Excerpts from an interface dataset:
▬▬▬

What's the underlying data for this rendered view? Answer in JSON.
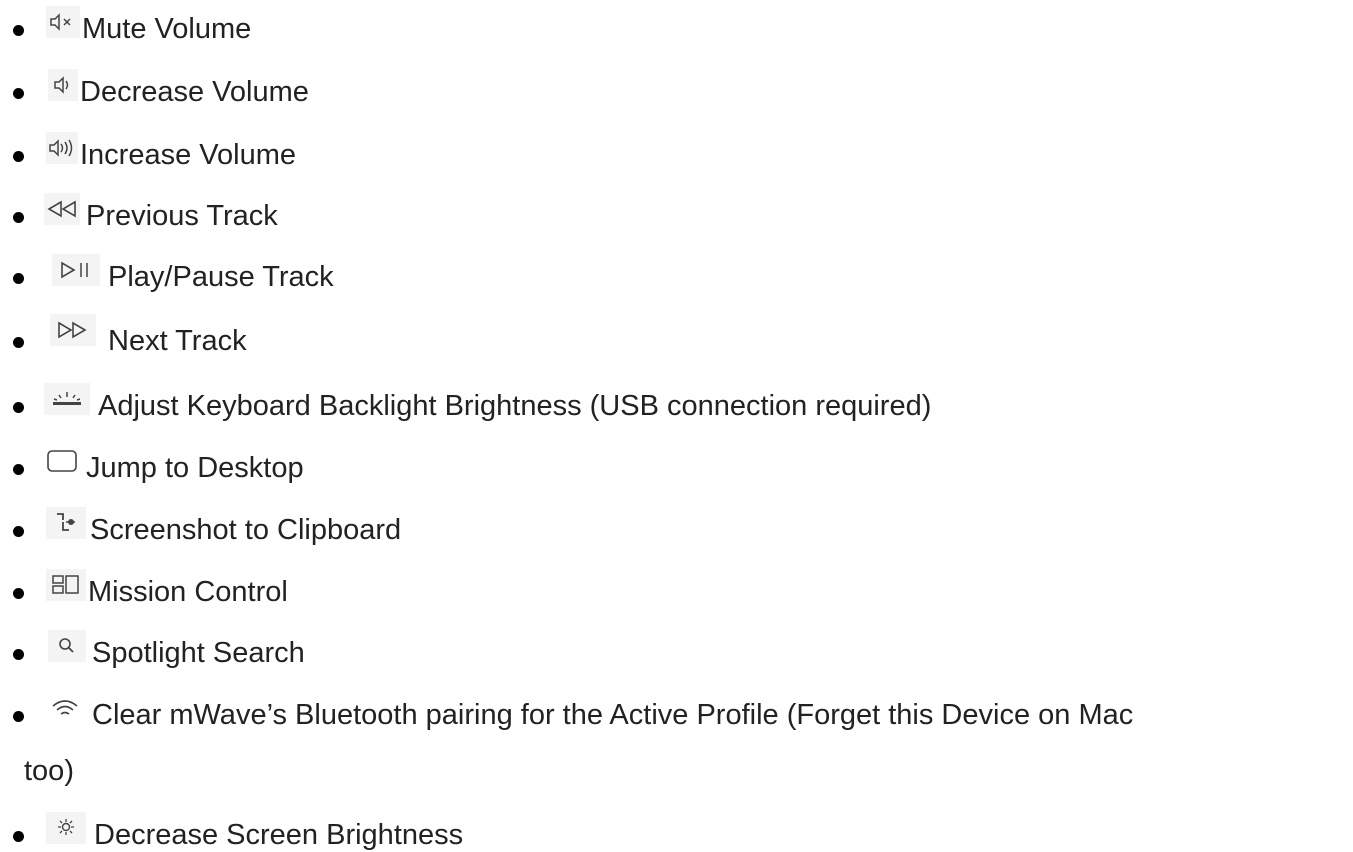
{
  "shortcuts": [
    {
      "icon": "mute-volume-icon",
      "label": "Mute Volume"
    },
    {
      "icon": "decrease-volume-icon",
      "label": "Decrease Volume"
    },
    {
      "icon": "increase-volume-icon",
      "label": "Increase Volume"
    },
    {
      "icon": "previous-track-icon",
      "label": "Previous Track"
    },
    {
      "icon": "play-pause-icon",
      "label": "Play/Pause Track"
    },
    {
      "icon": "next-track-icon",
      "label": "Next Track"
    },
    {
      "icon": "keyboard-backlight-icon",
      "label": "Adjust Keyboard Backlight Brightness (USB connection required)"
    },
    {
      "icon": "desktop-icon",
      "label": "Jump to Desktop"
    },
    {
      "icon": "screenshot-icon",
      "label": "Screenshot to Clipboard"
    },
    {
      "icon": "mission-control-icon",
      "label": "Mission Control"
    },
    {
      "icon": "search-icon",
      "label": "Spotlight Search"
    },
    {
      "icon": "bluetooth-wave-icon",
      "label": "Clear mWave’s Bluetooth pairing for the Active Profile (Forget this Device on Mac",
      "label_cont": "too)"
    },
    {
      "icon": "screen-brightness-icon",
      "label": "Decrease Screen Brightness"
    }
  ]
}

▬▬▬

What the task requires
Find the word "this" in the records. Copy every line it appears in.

Answer space
What's the underlying data for this rendered view? Answer in JSON.
      "label": "Clear mWave’s Bluetooth pairing for the Active Profile (Forget this Device on Mac",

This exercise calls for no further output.